The Digital Factory
In numerous projects, Küttner Automation— the company within the Küttner group specialised in automation systems—has made it possible to reduce commissioning times and accelerate ramp-ups by applying the approach of virtual commissioning.
The process is based on the creation of a testing environment in which all mechanical, hydraulic, pneumatic and electrical components of the control systems are connected into a digital factory. This simulation scenario allows processes to be optimised and faults in the functional sequence to be identified and corrected prior to the installation on site. The result: all automation sequences have been tested and approved before the new plant goes live.
The control equipment is commissioned in a virtual environment at a very early stage of the project—in parallel with the manufacture and assembly of the machinery. This means no testing and fine-tuning of the control software under time pressure, as is very often the case when these activities take place during the real commissioning. Therefore the commissioning activities on site can concentrate on the signal and field level. Moreover, the virtual approach often results in a shorter ramp-up phase, as there will be fewer failures and plant standstills.

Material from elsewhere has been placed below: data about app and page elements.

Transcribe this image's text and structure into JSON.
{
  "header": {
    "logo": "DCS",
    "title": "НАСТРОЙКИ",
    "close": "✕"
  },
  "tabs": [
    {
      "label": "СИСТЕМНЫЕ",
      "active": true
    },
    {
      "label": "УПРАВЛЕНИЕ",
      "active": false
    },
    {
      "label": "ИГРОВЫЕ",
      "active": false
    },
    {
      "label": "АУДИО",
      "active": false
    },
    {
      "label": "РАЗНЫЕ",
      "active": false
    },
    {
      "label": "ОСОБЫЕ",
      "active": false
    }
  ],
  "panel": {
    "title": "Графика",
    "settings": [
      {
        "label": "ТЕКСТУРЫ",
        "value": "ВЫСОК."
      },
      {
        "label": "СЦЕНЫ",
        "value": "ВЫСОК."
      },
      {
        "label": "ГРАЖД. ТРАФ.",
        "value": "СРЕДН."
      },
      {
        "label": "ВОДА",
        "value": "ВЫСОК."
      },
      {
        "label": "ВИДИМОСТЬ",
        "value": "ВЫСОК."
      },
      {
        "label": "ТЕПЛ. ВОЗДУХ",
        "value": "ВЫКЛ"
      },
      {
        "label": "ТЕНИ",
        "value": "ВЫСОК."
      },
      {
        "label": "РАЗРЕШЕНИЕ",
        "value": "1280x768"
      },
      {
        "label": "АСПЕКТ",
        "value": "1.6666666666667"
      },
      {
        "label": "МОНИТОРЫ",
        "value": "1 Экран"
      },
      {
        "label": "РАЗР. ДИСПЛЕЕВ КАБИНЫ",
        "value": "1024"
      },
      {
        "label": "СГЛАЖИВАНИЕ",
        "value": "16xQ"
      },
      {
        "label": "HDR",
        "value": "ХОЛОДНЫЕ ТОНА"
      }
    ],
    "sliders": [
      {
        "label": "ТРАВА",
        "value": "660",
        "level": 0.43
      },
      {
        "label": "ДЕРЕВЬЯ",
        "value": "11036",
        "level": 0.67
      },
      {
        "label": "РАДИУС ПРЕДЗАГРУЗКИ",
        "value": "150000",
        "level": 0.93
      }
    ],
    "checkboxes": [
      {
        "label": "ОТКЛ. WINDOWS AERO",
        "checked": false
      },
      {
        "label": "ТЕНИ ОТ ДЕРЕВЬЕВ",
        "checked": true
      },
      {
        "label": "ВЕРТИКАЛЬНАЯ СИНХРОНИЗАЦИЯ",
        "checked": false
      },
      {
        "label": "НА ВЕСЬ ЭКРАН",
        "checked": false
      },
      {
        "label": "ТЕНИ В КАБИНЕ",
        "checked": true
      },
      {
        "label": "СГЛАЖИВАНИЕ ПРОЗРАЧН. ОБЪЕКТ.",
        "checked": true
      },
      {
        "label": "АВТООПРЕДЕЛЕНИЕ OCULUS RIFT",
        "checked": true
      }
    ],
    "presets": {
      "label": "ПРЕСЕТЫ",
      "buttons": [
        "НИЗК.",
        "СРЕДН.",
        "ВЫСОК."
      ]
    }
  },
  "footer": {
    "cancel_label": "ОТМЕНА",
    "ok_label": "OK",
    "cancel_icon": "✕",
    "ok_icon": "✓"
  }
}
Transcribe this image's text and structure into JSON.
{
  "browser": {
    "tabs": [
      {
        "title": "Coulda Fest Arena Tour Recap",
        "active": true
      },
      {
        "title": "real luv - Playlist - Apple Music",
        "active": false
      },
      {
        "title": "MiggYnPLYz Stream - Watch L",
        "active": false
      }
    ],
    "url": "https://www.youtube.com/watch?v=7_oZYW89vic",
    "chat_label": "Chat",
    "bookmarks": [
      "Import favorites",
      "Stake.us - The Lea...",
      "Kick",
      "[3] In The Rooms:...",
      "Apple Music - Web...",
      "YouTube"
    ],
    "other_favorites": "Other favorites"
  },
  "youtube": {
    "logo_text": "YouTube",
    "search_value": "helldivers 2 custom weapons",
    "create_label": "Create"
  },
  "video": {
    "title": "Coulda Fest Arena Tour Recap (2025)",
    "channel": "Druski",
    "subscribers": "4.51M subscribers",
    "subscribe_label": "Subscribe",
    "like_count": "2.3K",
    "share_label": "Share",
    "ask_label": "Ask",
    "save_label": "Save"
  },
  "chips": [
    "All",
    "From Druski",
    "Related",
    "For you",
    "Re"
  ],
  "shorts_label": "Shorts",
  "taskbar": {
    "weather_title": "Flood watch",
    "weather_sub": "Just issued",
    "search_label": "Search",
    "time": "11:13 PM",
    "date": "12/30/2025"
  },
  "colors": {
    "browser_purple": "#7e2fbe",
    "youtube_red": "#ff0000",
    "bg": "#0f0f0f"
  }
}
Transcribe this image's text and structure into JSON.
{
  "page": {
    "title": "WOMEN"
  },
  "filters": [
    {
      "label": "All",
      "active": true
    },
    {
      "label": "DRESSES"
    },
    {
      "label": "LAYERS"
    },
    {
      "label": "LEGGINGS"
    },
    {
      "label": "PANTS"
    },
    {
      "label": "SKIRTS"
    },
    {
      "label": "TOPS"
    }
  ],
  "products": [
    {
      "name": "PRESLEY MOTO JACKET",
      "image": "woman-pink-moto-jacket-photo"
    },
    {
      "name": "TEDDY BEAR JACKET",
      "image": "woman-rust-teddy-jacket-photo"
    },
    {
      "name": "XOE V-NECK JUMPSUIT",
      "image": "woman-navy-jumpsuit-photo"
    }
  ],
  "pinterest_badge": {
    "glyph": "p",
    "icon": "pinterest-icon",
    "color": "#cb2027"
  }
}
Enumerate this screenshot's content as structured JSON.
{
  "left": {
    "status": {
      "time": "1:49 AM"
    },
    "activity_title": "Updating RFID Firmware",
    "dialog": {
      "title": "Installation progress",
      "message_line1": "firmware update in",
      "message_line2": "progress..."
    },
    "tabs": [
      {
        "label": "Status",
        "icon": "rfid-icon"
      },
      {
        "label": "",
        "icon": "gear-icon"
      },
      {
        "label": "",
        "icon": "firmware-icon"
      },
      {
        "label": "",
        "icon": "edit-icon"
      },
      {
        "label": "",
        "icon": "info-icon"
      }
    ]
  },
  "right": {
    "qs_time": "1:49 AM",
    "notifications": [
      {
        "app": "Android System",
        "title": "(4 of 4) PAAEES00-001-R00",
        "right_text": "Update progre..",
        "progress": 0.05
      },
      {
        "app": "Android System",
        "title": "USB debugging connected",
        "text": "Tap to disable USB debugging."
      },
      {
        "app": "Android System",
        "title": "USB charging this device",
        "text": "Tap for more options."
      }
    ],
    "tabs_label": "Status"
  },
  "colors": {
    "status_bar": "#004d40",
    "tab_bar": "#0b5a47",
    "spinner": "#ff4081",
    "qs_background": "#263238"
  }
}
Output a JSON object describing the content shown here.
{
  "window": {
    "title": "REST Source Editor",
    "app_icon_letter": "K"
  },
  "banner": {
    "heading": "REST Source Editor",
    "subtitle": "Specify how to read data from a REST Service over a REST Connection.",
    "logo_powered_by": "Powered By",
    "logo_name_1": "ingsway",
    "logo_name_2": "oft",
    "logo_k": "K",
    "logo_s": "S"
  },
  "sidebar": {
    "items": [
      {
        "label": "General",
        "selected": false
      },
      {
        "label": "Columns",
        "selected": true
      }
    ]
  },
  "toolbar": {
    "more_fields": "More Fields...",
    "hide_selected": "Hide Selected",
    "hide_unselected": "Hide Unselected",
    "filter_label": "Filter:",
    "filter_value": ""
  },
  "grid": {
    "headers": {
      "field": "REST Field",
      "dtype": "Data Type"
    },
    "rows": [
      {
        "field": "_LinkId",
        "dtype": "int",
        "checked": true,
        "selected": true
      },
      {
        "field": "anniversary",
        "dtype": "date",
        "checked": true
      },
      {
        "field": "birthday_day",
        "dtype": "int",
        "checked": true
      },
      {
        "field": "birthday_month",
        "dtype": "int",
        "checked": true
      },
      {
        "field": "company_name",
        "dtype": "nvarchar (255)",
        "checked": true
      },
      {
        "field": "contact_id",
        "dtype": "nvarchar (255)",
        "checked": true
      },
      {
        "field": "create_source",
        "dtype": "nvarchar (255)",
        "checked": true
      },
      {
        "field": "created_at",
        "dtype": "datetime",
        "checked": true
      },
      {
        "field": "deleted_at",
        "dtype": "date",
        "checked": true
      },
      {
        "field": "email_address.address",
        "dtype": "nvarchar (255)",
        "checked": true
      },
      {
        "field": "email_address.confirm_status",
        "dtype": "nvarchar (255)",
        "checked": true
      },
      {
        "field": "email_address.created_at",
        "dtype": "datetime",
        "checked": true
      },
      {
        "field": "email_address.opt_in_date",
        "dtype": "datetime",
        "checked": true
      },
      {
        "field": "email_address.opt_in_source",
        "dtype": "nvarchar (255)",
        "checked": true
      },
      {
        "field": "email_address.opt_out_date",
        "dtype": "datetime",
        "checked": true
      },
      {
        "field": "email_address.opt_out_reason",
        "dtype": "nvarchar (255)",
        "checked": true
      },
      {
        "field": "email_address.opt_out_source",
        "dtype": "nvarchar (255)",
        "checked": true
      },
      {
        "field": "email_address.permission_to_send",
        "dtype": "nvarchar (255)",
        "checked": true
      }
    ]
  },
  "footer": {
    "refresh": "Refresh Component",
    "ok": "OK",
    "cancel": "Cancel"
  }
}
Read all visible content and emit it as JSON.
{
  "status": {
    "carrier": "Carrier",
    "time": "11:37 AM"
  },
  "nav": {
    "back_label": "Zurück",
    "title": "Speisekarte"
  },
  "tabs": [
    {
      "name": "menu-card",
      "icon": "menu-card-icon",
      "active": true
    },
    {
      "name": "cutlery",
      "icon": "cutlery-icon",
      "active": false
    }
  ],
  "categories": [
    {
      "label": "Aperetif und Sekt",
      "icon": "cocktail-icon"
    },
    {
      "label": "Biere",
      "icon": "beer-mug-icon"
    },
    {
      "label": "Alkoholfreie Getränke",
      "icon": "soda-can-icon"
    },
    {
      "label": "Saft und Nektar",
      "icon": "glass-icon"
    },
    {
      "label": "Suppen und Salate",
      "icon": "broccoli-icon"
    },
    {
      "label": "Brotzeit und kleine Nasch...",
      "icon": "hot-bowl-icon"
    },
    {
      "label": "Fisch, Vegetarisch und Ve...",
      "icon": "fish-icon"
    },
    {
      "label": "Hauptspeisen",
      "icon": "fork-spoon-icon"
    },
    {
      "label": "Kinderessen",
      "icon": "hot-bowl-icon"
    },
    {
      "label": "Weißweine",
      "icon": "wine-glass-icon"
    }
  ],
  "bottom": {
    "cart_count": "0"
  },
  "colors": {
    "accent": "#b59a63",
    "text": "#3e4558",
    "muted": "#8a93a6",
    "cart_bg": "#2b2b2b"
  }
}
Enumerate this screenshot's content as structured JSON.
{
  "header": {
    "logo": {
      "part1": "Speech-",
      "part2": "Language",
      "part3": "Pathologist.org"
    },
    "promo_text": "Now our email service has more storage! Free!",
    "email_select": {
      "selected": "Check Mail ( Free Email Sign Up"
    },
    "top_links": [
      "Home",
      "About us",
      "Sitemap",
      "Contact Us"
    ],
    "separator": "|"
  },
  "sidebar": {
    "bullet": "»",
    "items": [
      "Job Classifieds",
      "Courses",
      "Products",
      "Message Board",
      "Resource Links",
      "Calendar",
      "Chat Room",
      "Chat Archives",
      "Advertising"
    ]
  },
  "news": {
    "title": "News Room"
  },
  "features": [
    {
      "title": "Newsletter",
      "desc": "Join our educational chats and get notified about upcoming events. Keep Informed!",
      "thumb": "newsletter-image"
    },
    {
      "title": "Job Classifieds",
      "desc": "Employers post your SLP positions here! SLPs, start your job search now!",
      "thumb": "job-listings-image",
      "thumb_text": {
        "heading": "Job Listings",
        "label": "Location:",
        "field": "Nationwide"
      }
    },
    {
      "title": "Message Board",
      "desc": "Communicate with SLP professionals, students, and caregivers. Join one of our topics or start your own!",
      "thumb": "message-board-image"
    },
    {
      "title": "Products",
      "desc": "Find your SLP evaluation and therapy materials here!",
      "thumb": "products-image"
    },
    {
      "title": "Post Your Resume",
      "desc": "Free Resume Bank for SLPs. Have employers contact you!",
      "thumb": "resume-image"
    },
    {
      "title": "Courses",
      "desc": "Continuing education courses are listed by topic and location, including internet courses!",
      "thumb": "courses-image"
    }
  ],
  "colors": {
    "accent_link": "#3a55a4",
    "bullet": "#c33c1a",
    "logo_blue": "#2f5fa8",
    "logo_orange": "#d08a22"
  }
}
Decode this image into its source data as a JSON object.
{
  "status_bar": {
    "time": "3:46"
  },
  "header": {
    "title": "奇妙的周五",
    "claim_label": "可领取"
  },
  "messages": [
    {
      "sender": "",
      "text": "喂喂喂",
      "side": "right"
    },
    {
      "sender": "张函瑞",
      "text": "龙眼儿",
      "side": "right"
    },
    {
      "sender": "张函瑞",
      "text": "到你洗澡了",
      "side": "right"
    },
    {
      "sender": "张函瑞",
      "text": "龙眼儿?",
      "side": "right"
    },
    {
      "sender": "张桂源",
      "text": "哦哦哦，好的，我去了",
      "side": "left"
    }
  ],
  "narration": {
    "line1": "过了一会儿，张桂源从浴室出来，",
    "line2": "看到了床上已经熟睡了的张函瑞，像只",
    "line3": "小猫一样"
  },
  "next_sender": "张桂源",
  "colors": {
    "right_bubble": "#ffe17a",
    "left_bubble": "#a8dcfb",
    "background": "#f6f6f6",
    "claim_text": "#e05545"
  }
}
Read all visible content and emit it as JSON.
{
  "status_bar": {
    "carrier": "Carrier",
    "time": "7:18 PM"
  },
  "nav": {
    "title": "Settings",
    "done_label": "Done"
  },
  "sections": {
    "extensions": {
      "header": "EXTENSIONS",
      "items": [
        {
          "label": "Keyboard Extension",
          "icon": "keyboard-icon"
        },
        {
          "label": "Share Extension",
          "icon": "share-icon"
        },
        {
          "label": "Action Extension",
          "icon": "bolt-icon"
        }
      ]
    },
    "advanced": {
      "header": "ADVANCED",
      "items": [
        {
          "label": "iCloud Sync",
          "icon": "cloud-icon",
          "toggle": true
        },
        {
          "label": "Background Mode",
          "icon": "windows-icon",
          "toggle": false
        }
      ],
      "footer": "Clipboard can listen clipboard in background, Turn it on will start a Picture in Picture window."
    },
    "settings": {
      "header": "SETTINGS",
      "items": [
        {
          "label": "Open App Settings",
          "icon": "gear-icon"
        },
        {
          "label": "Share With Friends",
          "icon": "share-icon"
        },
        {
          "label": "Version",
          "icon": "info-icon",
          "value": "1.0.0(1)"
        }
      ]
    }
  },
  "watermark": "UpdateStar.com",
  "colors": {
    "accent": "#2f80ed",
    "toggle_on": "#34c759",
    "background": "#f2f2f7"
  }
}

Friedhelm Bösche, head of software development at Küttner Automation, said that virtual commissioning is offered as an option for modernisation projects. “Simulating the preliminary commissioning involves some effort in the beginning. But this pays off later on in the form of major time savings. We know from a great number of projects that the time needed to commission the real systems can be cut by up to 75 percent when the software has been pre-tested in a virtual commissioning scenario.”
A Recent Example
The group recently modernised the automation of the iron ore blending unit at the sinter plant of voestalpine steel division in Austria, supplying the process automation that previously underwent the virtual commissioning.
During this phase the Austrian steelmaker gained full confidence about the reliability of the process technology. Plant operators of the voestalpine steel division were involved in the virtual testing at an early stage as a precondition of a very short commissioning phase later on. As a result the very tight time frame of only twenty hours for the on-site commissioning was aligned.